Post data.—After writing the above, has heard that one of Doria's galleys chased the other day the brigantine on board of which the Duke of Milan's secretary was, and obliged her to run into port at Monego. So that either the truce has not yet been proclaimed, or, if proclaimed, is not kept. Has also heard that the galleys of Rhodes and two more of France were getting ready to take Memoransy (Montmorency) to Spain. Since these galleys of the Order and those of the Pope are to be in Spain, it would be very important to have them secured. (fn. n8) The carack "Monega," where the Lieutenant of the Sumaria went, has been obliged to put up at Naya? near Savona, on account of contrary winds.
Addressed: "To the Sacred, Imperial and Catholic Majesty."
Indorsed: "To the King. 1525. Genoa. Lope de Soria, 14 Aug."
Spanish. Original. pp. 5.
15 Aug. 172. The Duke of Sessa to the Emperor.
M. D. Pasc. d. G.
Pa. r. a. l. Hist.
d. Esp. No. 44.
Writes in commendation of the Bishop of Phano (Fano), the Pope's Vice-Legate at Bologna (fn. n9), who is such an affectionate servant of the Empire that he (the Duke) would do him injustice by failing to mention his many signal services. During the last war in Lombardy, he (the Bishop) governed Parma and Piacenza, where he took as much care of the Emperor's affairs and interests as if he were one of his ministers. He now sends to His Imperial Majesty one of his own servants, named Micer Raphaele, to negotiate certain matters of his at Court. He will be the bearer of this present.—Rome, 15 Aug. 1525.
Signed: "El Duque de Sesa."
Addressed: "To the Sacred, Imperial, Catholic Majesty."
Indorsed: "To the King. 1525. Rome. The Duke of Sessa."
Spanish. Original. p. 1.


  • n1. Thus written in the original. Though quite an Italian name, one might feel inclined to believe it meant for Roggendorf.

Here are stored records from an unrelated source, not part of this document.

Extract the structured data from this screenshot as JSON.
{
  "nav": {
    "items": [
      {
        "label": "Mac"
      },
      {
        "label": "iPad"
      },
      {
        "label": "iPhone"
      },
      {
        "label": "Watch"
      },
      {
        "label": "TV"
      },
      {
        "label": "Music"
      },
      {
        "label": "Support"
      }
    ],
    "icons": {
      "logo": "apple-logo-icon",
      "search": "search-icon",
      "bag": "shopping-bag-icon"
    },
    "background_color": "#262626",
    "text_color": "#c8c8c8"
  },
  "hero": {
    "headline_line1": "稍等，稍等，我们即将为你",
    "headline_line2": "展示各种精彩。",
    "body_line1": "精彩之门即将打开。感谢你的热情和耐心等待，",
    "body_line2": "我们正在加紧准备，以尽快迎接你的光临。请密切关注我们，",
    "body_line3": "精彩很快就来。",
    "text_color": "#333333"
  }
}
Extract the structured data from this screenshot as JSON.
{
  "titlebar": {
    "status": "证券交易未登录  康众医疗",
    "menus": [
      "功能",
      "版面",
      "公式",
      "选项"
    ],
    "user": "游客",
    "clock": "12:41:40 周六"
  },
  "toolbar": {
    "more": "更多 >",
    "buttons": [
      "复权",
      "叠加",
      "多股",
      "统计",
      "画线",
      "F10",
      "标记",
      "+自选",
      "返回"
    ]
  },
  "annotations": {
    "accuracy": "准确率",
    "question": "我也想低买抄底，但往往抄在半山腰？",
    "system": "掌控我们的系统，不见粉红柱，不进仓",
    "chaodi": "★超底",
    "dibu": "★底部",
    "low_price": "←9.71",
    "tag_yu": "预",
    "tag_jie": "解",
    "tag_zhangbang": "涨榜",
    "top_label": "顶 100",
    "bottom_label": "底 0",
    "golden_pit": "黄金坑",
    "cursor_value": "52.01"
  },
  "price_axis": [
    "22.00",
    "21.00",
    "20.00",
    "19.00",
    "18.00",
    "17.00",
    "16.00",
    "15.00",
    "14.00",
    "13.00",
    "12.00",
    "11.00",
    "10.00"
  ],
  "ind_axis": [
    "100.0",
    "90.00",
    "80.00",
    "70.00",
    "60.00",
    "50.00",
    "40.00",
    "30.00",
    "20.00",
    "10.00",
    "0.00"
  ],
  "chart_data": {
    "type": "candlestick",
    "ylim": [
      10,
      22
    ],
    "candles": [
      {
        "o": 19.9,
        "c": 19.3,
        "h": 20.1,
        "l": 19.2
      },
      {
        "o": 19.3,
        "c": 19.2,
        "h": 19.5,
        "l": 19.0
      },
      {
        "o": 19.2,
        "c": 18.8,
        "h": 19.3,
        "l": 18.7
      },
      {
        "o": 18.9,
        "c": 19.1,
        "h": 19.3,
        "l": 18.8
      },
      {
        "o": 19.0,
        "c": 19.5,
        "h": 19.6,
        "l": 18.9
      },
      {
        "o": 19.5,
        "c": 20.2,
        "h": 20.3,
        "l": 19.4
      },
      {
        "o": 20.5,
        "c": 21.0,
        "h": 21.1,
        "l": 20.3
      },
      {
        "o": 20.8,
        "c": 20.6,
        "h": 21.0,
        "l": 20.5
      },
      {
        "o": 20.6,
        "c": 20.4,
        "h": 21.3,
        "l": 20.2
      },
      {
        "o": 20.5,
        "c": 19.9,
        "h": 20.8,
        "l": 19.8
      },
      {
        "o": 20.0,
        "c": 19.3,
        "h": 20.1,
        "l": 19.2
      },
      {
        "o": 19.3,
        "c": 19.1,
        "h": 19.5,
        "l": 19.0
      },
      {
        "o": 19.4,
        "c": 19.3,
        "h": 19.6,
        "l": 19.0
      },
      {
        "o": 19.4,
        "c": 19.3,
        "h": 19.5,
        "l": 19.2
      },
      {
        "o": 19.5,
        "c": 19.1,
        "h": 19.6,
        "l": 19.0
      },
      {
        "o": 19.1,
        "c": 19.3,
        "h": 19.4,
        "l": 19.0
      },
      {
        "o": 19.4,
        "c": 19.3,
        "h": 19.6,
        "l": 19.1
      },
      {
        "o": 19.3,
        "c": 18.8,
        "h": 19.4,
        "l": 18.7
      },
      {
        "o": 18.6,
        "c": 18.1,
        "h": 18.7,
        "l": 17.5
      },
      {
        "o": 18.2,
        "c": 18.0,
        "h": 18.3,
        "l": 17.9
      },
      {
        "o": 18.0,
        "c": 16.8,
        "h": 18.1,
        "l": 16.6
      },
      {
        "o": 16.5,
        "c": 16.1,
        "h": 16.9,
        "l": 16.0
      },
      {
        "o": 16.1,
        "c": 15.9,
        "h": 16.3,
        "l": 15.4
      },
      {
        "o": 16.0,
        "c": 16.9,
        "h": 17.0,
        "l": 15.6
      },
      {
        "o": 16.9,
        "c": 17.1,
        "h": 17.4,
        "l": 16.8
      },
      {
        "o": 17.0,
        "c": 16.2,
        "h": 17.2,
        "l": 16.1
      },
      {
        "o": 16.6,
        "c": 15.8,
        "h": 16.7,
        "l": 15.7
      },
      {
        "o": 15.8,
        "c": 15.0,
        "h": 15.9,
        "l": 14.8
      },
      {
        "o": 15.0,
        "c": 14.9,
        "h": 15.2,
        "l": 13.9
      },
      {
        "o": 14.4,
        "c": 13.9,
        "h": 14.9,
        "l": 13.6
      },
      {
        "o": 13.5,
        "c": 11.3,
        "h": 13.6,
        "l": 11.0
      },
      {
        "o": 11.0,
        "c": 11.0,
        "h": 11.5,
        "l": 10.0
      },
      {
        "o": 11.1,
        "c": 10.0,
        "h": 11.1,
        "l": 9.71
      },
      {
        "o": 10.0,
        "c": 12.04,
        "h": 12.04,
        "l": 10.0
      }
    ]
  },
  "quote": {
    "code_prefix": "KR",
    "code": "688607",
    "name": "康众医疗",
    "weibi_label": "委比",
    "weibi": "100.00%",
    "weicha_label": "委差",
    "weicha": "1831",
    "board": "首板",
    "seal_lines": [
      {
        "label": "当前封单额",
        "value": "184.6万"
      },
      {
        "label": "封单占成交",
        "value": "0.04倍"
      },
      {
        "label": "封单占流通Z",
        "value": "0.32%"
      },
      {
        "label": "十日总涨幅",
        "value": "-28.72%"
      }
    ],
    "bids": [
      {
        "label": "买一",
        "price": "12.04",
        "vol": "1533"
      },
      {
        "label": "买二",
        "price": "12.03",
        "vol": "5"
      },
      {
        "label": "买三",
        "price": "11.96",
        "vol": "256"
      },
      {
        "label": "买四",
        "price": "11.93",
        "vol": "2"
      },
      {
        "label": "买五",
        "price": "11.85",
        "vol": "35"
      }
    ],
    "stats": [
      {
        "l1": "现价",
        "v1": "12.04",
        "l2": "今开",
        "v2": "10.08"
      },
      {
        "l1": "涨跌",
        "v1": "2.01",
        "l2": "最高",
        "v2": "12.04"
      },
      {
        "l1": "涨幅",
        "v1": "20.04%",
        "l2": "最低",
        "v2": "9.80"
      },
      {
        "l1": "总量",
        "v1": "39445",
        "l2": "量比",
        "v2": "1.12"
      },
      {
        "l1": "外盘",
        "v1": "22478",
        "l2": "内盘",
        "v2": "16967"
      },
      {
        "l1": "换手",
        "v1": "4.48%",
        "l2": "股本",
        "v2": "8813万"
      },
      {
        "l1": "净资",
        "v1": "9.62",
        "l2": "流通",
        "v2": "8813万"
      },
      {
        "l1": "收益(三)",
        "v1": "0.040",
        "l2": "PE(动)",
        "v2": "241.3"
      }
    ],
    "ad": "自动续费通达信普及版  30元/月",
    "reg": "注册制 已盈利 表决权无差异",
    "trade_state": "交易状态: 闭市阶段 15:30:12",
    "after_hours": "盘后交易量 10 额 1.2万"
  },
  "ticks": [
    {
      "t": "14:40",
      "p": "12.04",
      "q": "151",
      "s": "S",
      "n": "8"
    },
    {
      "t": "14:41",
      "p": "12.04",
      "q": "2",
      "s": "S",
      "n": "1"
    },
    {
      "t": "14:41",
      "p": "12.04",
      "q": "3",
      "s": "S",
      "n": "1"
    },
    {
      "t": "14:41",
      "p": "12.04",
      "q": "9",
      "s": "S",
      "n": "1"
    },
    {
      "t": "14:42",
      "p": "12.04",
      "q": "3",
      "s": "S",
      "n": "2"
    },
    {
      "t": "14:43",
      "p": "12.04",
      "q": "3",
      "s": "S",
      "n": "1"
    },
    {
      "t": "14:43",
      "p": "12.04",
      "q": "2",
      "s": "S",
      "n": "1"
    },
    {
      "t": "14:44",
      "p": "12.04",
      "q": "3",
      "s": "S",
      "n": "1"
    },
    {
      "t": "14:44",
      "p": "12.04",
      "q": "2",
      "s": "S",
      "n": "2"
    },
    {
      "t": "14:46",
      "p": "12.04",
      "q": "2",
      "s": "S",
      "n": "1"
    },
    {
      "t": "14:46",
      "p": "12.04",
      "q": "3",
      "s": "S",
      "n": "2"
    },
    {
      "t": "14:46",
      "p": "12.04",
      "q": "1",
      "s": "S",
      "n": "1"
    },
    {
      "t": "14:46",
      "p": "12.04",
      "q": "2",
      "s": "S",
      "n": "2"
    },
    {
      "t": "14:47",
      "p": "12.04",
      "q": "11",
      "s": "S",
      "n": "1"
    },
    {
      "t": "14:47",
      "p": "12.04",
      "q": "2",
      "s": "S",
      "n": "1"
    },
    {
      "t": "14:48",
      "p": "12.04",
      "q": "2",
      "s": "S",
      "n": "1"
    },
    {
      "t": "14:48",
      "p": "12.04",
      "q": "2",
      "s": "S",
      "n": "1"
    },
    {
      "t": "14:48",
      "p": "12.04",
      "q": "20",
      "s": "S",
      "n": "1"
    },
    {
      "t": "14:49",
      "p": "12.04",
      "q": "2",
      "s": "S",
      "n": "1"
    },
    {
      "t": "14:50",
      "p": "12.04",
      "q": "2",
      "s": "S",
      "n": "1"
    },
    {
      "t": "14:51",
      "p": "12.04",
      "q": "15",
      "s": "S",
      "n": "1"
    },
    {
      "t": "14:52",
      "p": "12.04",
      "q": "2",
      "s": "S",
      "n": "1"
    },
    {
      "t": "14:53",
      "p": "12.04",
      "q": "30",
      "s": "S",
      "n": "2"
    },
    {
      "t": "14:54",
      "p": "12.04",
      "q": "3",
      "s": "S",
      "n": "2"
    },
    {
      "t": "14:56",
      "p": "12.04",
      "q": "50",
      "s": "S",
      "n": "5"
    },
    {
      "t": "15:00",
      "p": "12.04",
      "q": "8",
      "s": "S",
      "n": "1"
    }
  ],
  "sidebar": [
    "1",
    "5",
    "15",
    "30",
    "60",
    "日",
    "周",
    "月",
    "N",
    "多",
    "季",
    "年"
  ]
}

  • n2. The Emperor alludes here to the civil war known as Guerra de las Comunidades, which lasted from 1520 to 1522.
  • n3. The name of the place whereat this and the preceding letter were dated is not mentioned; but as the Emperor is known to have resided at Toledo from the 27th of April to the 1st of September, I have not hesitated to class them as written from that city.
  • n4. "Por la parte que nos toca como á principe christiano y protector de essa sancta silla."
  • n5. "Y que por nuestra [parte] le acudiremos como es justo antes y despues de concluida la paz: que obligacion es á que no se debe faltar en ninguna manera."
  • n6. "Pues habeis recibido la confirmation de la liga." These words are underlined, as if intended to be written in cipher.
  • n7. M. de Varennes.
  • n8. "Gran bien seria assegurarse destas galeras de Rodas y tambien de las del Papa, pues todas seran allá."
  • n9. Goro Gherio, bishop elect of Fano and governor of Bologna. Some of his letters are in Porcacchi's collection, Lettere di Principi a Principi, &c.